Yet as I mentioned earlier, the impact of redshirting is not as clear-cut as it sounds. First, much of the research on redshirting is pretty old—some of the key studies I cited relied on cohorts of kids who were redshirted in the late ’70s or early ’80s, and kindergarten has changed a lot since then. Redshirting has also become more common over the years, although it started becoming popular as early as the 1990s. Second, redshirted kids are usually vastly different from non-redshirted kids before they even get to school, so it can be difficult to separate the effects of redshirting from these fundamental differences. Redshirted kids these days are most likely to be boys who come from affluent families—one study from California reported that parents who redshirt their kids earn, on average, 40 percent more than those who don’t—because, as mentioned earlier, low-income parents typically can’t afford to pay for another year of preschool. (In the 2006 study involving 15,000 kids, the redshirted kids’ families had lower incomes than the non-redshirted kids’ families—another reason why old studies aren’t necessarily applicable today.) So when researchers compare redshirted kids to non-redshirted kids, they’re often comparing socio-economic apples and oranges.

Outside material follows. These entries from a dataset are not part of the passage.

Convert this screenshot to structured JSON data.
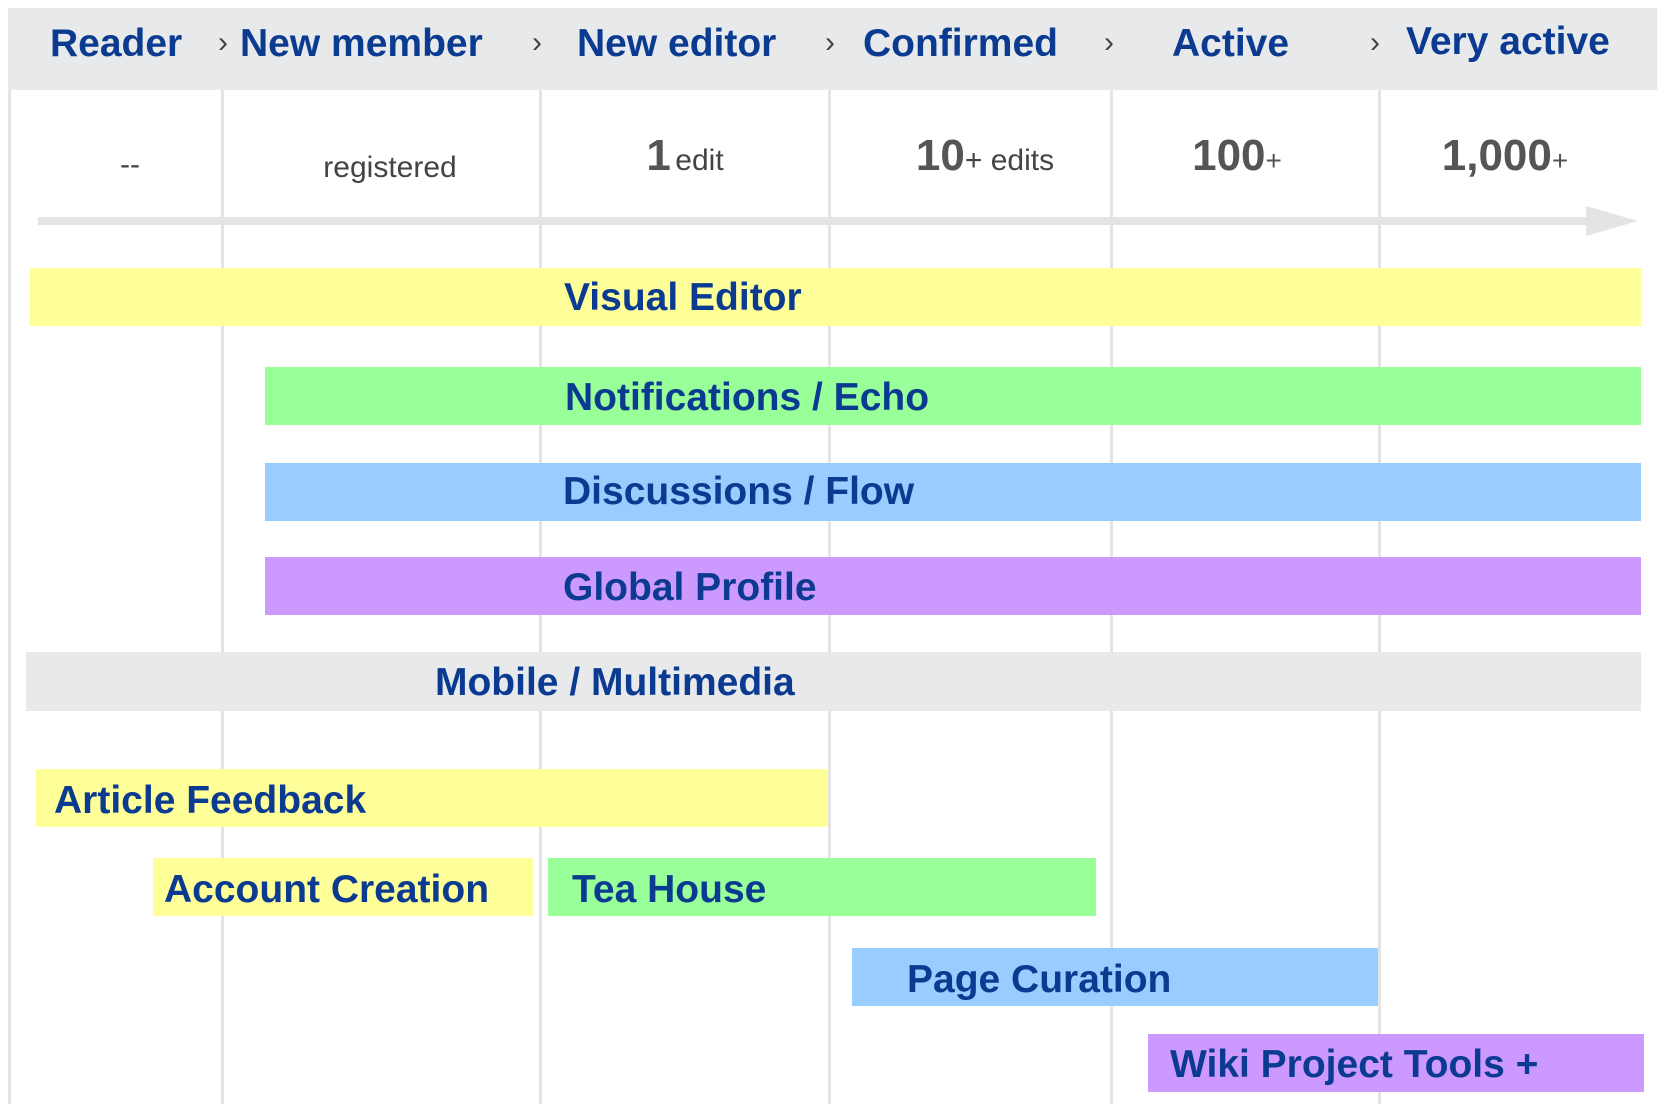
{
  "colors": {
    "header_bg": "#e8e9ea",
    "label_blue": "#0b3a91",
    "yellow": "#ffff99",
    "green": "#99ff99",
    "blue": "#99ccff",
    "purple": "#cc99ff",
    "gray": "#e8e9ea"
  },
  "stages": {
    "reader": "Reader",
    "new_member": "New member",
    "new_editor": "New editor",
    "confirmed": "Confirmed",
    "active": "Active",
    "very_active": "Very active",
    "separator": "›"
  },
  "thresholds": {
    "reader": "--",
    "new_member": "registered",
    "new_editor_num": "1",
    "new_editor_unit": "edit",
    "confirmed_num": "10",
    "confirmed_unit": "+ edits",
    "active_num": "100",
    "active_unit": "+",
    "very_active_num": "1,000",
    "very_active_unit": "+"
  },
  "features": {
    "visual_editor": "Visual Editor",
    "notifications": "Notifications / Echo",
    "discussions": "Discussions / Flow",
    "global_profile": "Global Profile",
    "mobile": "Mobile / Multimedia",
    "article_feedback": "Article Feedback",
    "account_creation": "Account Creation",
    "tea_house": "Tea House",
    "page_curation": "Page Curation",
    "wiki_project_tools": "Wiki Project Tools +"
  }
}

There’s also the fact that kids are sometimes redshirted because they have behavior or learning problems that parents mislabel as immaturity—I’m sure Kalee’s tendency to throw chairs at adults will go away once she turns 6, so we’ll just wait a year. This could explain why redshirted kids often need special education services and also why they’re more likely to drop out of school and not go to college. In other words, redshirting might not actually increase the risk of these problems—it may just be a sign of existing problems. Yet redshirting these types of kids “can in fact make the problems worse, in that the child’s access to support is delayed as the family and school wait for maturity to kick in,” Graue says.
So, is there any research that suggests redshirting is helpful? Yes—but again, this research does not actually tell us much about redshirting. Elizabeth Dhuey, an economist at the University of Toronto at Scarborough, has published a number of studies suggesting that the older kids are in a class, the better they fare academically, the more leadership roles they have in high school, and the more likely they are to attend elite universities—pretty much exactly the opposite of what the redshirting studies show. But even though her work has been used to support redshirting, “my findings relate only to a child’s age relative to their classmates—not the act of redshirting,” Dhuey explains. “These are different things altogether.” Because Dhuey’s work pools the impact of natural age differences across the school year—comparing how kids born in May fare to kids born in December—it’s dishonest to cite her work as evidence that redshirting itself is helpful, even though there were probably some redshirters in her samples.
Ultimately, at the core of the argument over redshirting are questions about how children learn. Do they develop social and cognitive skills according to automatic internal clocks that are unaffected by environmental influences—which would suggest that kids become ready to learn on their own time? Or do kids develop key learning skills based on their interactions with others and how stimulating their environments are—which would suggest that redshirting harms the children who could benefit from kindergarten the most? No one knows for sure.
At this point, I know you’re pulling your hair out and just want to know: So what should I do when it comes time to enroll my kid in kindergarten? I asked this of Deborah Stipek, the former dean of the Stanford Graduate School of Education, who has studied redshirting and relative age effects. She says that parents should consider more than just their child when it comes time to make enrollment decisions—they need to consider their kindergarten, too. “I usually suggest that parents visit the kindergarten, sit in the back of the room, and envision their child in that setting, because there are some kindergartens where children would be dying if they had poor self-regulation, whereas other kindergartens are much more tolerant and much more amenable to kids who need extra support,” she says. “I think it really depends on the kid in the context of what the educational program demands.”
I have no idea what I will do if my son, who has a late spring birthday, seems unready for kindergarten when he’s 5. I sure as hell don’t want to pay for an extra year of preschool, and my instincts also tell me that I’d prefer for him to be challenged by school—not too much, but enough—than be bored by it. If he had a late summer birthday, I’d rather that he be surrounded by slightly more mature peers than slightly less mature peers. “It's like tennis partners—you want to pick someone who is better than you,” says Sam Wang, a Princeton neuroscientist and a co-author of the book Welcome to Your Child’s Brain.
David Deming, the Harvard education economist who published the 2008 review on redshirting, agrees. He shared an illustrative example about what recently happened to his 4-year-old daughter, one of the youngest in her preschool class. She had come home complaining that her friend, who was almost 5, could already go all the way across the monkey bars. His daughter, on the other hand, could only get to the second bar. “I told her that if she keeps practicing, she will eventually get better,” he says. “She got to the third bar this morning.” If she were the oldest, automatically better at so many things than her friends, would she set as many difficult goals for herself? Would she learn as much about patience and perseverance? Maybe not.